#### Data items
--- START ---
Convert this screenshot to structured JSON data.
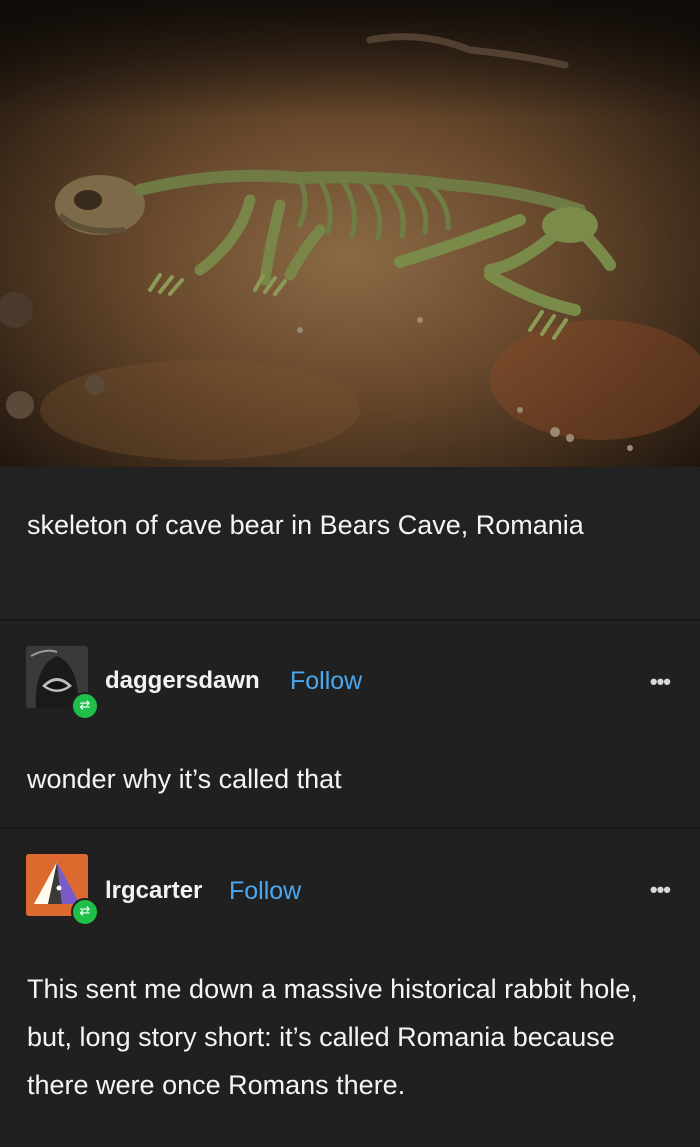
{
  "post": {
    "image_alt": "skeleton of cave bear",
    "caption": "skeleton of cave bear in Bears Cave, Romania"
  },
  "reblogs": [
    {
      "username": "daggersdawn",
      "follow_label": "Follow",
      "more_label": "•••",
      "text": "wonder why it’s called that",
      "avatar_icon": "hooded-figure-avatar"
    },
    {
      "username": "lrgcarter",
      "follow_label": "Follow",
      "more_label": "•••",
      "text": "This sent me down a massive historical rabbit hole, but, long story short: it’s called Romania because there were once Romans there.",
      "avatar_icon": "triangle-logo-avatar"
    }
  ],
  "colors": {
    "background": "#1c1c1c",
    "follow_link": "#4aa8f0",
    "reblog_badge": "#1fbf4a",
    "avatar_2_bg": "#dc6a2e"
  }
}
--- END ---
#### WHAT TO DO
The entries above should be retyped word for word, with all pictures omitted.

#### SOLUTION FOR THIS EXERCISE
Convert this screenshot to structured JSON data.
{
  "post": {
    "image_alt": "skeleton of cave bear",
    "caption": "skeleton of cave bear in Bears Cave, Romania"
  },
  "reblogs": [
    {
      "username": "daggersdawn",
      "follow_label": "Follow",
      "more_label": "•••",
      "text": "wonder why it’s called that",
      "avatar_icon": "hooded-figure-avatar"
    },
    {
      "username": "lrgcarter",
      "follow_label": "Follow",
      "more_label": "•••",
      "text": "This sent me down a massive historical rabbit hole, but, long story short: it’s called Romania because there were once Romans there.",
      "avatar_icon": "triangle-logo-avatar"
    }
  ],
  "colors": {
    "background": "#1c1c1c",
    "follow_link": "#4aa8f0",
    "reblog_badge": "#1fbf4a",
    "avatar_2_bg": "#dc6a2e"
  }
}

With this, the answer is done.